From Wesley Gray at Turnkey Analyst comes a reminder about tax rates. Tax rates are going up, and how your investment is taxed may be as important as how it performs. Here’s his table of maximum rates for high-bracket investors:
Source: Turnkey Analyst (click on image to enlarge)
Most advisors have a lot of clients in the highest tax bracket, so this is quite applicable. It’s pretty clear that the most tax efficient way to get growth is through long-term capital gains, and the most efficient way to get an income stream is through tax-free bonds and qualified dividends.
Two things strike me about these tax rates. 1) I would rather not pay them, and 2) It makes sense to think about how to structure your investment accounts and investment strategies to be tax efficient.
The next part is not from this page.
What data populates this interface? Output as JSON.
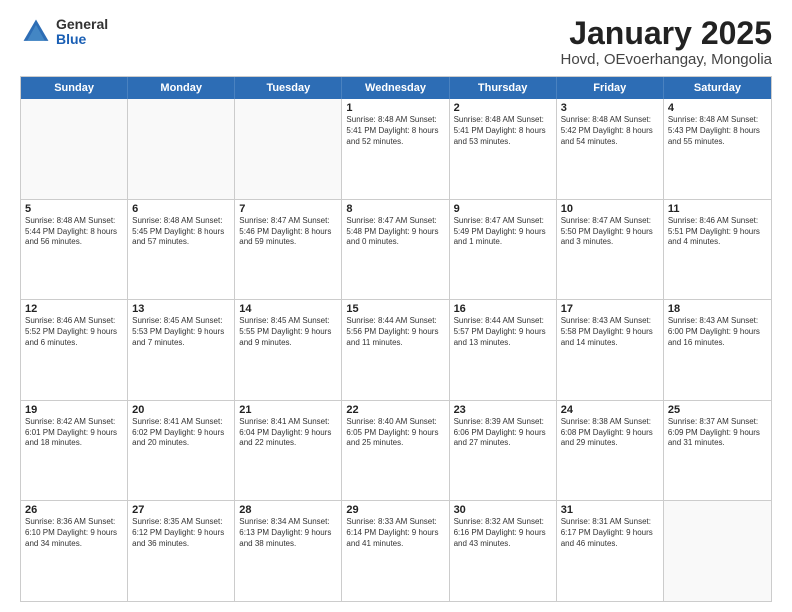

Tax-deferred accounts like IRAs and 401ks are perhaps even more valuable now that rates have gone up. It might make sense to stuff in as much as you can. For taxable accounts, muni bonds are even more attractive than before. And equity strategies that cut losses and let the winners run (like relative strength) are going to be helpful due to their tax efficiency. It also occurs to me that ETFs, especially those with smart beta that aim for market-beating performance, could be very attractive because of their tax efficiency. (I’m partial to PDP, PIZ, PIE, and DWAS, but the point is generally applicable.)